Even though my in laws give us a bit more trouble about holidays and visits, I’m the one in the relationship that struggles the most with separating from family. I never thought I’d live this far from my parents, particularly my mom. I always eliminated locations because they were too far. For instance, I hate winters. Just loathe the entire season. I am absolutely obsessed with Southern California weather, but I always eliminated that as a possible place for us to live because “how would my parents get there?” Yes. I am crazy. But there are planes and phones and I’m slowly getting more used to that, despite having lived on the East Coast for 3.5 years. I’m getting more comfortable with carving out our own life in the way that works best for us.
This wasn’t an issue for me. I “left” at age 18 for college and didn’t look back. I’ve always been pretty independent. I moved in with the Dude three years before we got married, when I was 23, so marriage wasn’t really the trigger for us “cleaving,” or forming our own little family. My parents had no issues or feelings of getting “left” (as far as I know). And now that my dad is gone and my mom has moved to Austin near us, it’s a totally different dynamic than before I went away to college. Likewise, the Dude had already been on his own for many years before we met.
I technically left home at 17, but have always been very attached to my family and spent all holidays with them, etc. If you had asked me about “leaving and cleaving” up to about 6 months before we got engaged I probably would have burst into tears at the thought of the dynamics within my family changing when I got married. But a bit before we got engaged, something shifted inside me. I didn’t feel sad anymore at the thought of leaving my family; all I felt was excited and content with the idea that Mr E and I would get to create a new family unit together. When that attitude change occurred, I knew I was really ready to get married. I have remained very close to the family I came from, but Mr E and I are definitely seen as our own little unit now and everyone from my side is quite happy with that. On the other hand, his side handles the “new family” thing a but differently. We are still referred to as “the kids” and because Mr E is the youngest child in his family I dont think his mother has ever really accepted that he has left the nest. Ah well, you win some, you lose some. 🙂
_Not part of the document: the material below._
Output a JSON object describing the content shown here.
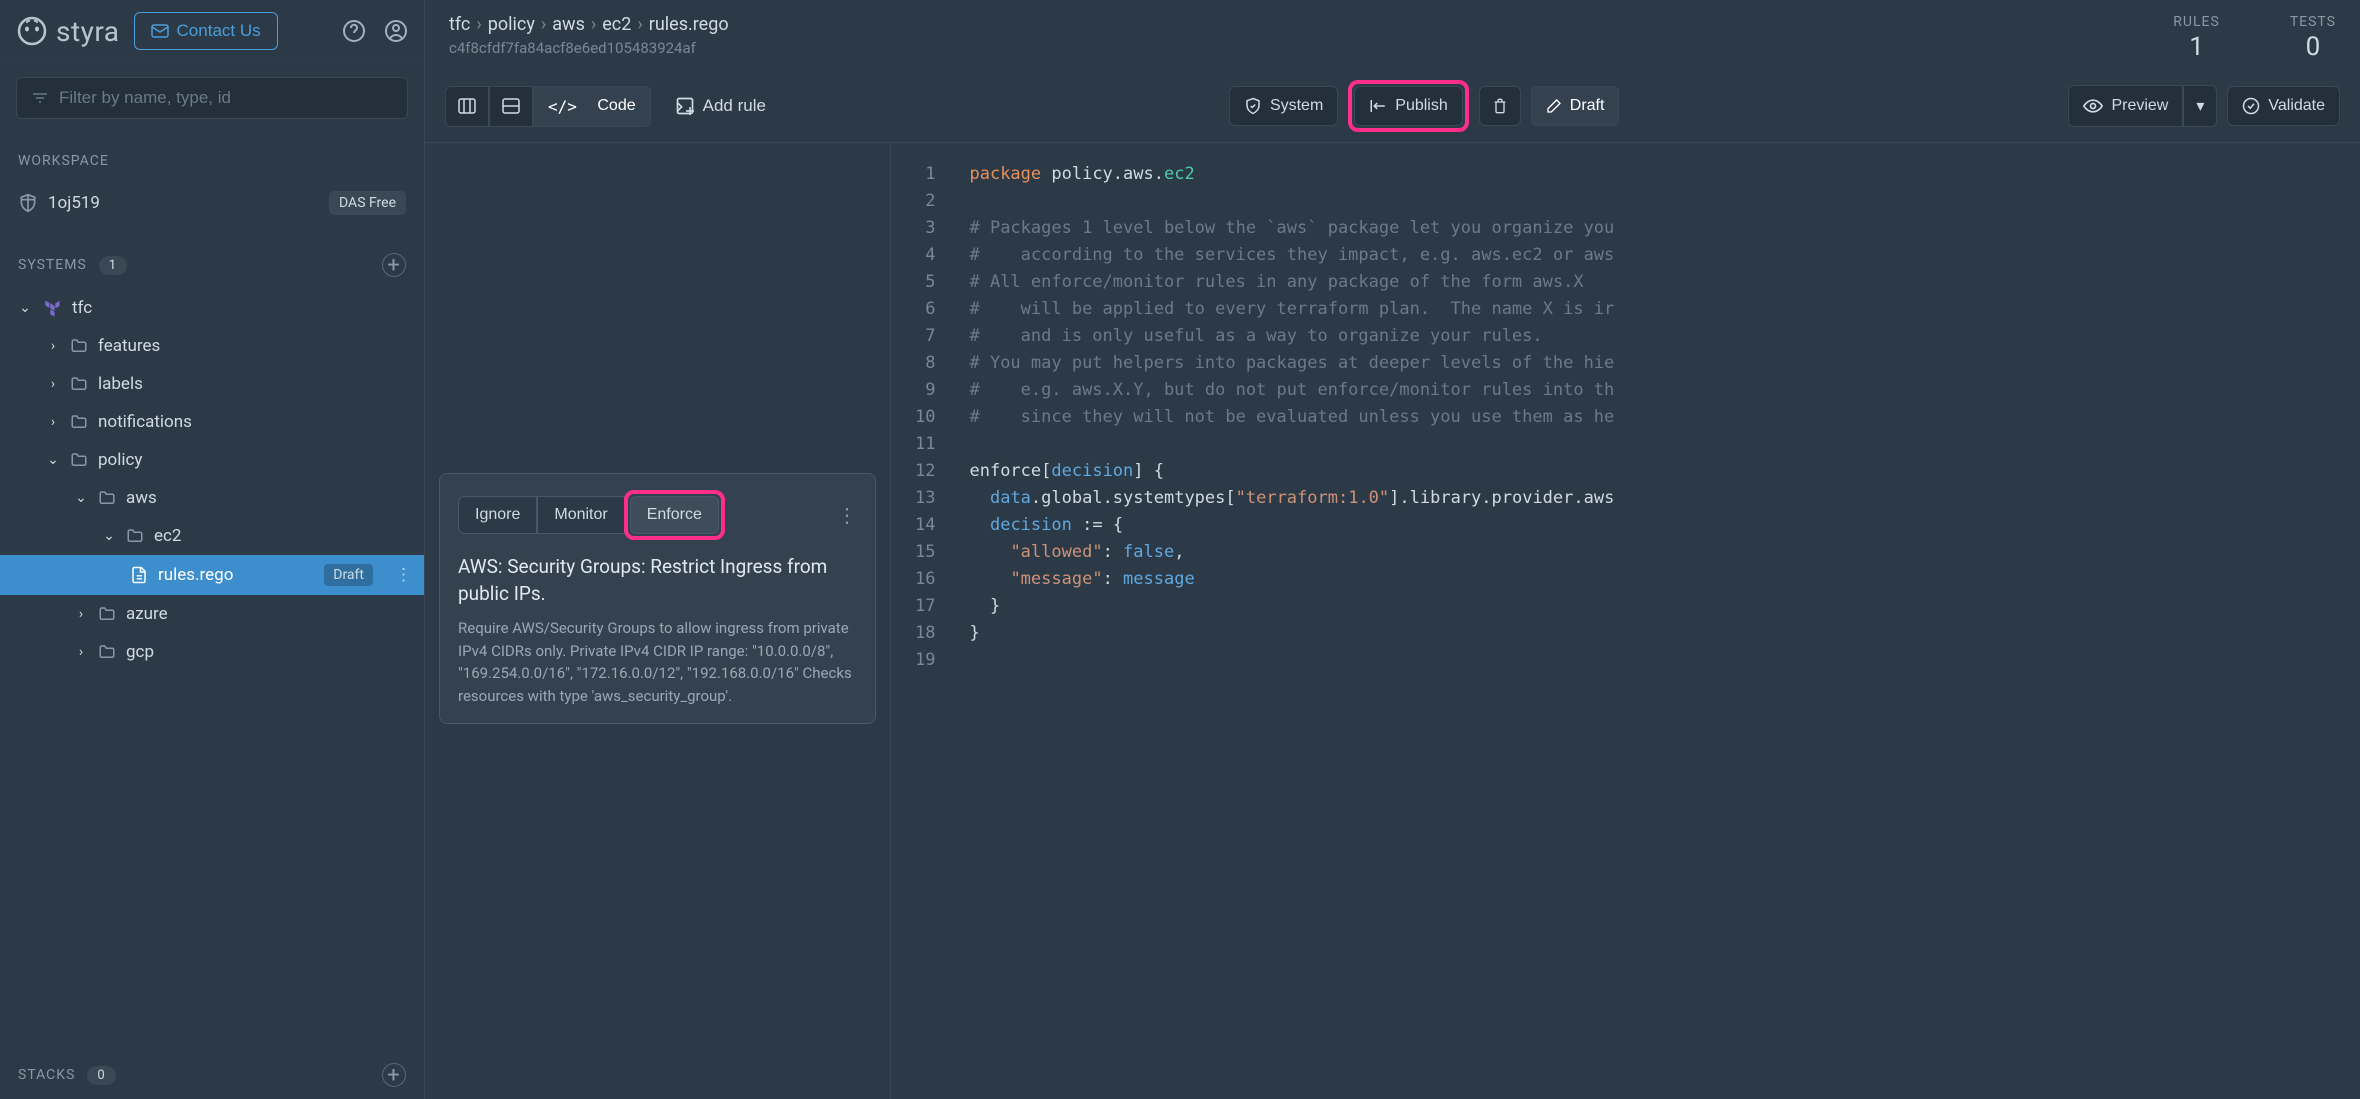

The leave and cleave began when we first moved in together about three years before we got married. We use to live close to Mr. HW’s family, so we saw them all the time. The holidays naturally split themselves based on our vacation times. Now that we don’t live close to any family, it’s much more difficult to figure out whom to spend holidays with. Our first Christmas included us flying all over the country to spend time with both sets. It was really expensive. It’s going to have to change mostly because our “family” can’t afford this. My mom treats me differently now-. She asks about how I’m “taking care of my husband.” She’s funny. I love that both of our families are really respecting our union. We’re lucky.
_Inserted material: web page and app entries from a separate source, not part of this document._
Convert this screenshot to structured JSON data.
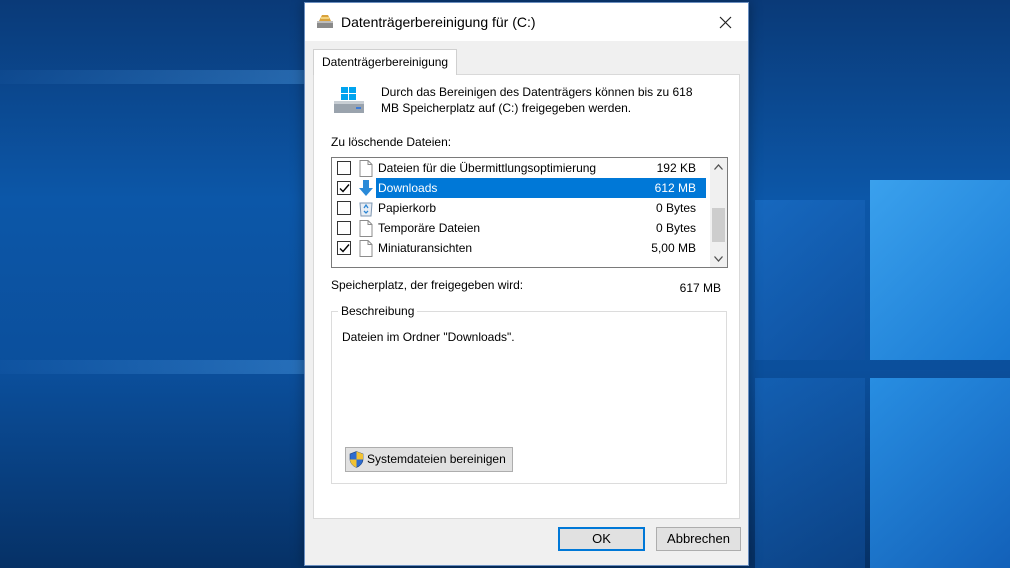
{
  "window": {
    "title": "Datenträgerbereinigung für  (C:)"
  },
  "tab": {
    "label": "Datenträgerbereinigung"
  },
  "intro": {
    "text": "Durch das Bereinigen des Datenträgers können bis zu 618 MB Speicherplatz auf  (C:) freigegeben werden."
  },
  "files": {
    "label": "Zu löschende Dateien:",
    "items": [
      {
        "name": "Dateien für die Übermittlungsoptimierung",
        "size": "192 KB",
        "checked": false,
        "icon": "file-icon"
      },
      {
        "name": "Downloads",
        "size": "612 MB",
        "checked": true,
        "icon": "download-arrow-icon",
        "selected": true
      },
      {
        "name": "Papierkorb",
        "size": "0 Bytes",
        "checked": false,
        "icon": "recycle-bin-icon"
      },
      {
        "name": "Temporäre Dateien",
        "size": "0 Bytes",
        "checked": false,
        "icon": "file-icon"
      },
      {
        "name": "Miniaturansichten",
        "size": "5,00 MB",
        "checked": true,
        "icon": "file-icon"
      }
    ]
  },
  "space": {
    "label": "Speicherplatz, der freigegeben wird:",
    "value": "617 MB"
  },
  "description": {
    "legend": "Beschreibung",
    "text": "Dateien im Ordner \"Downloads\".",
    "button_label": "Systemdateien bereinigen"
  },
  "buttons": {
    "ok": "OK",
    "cancel": "Abbrechen"
  },
  "colors": {
    "selection": "#0078d7",
    "dialog_bg": "#f0f0f0"
  }
}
What about you? How did the “leave and cleave” process go in your family?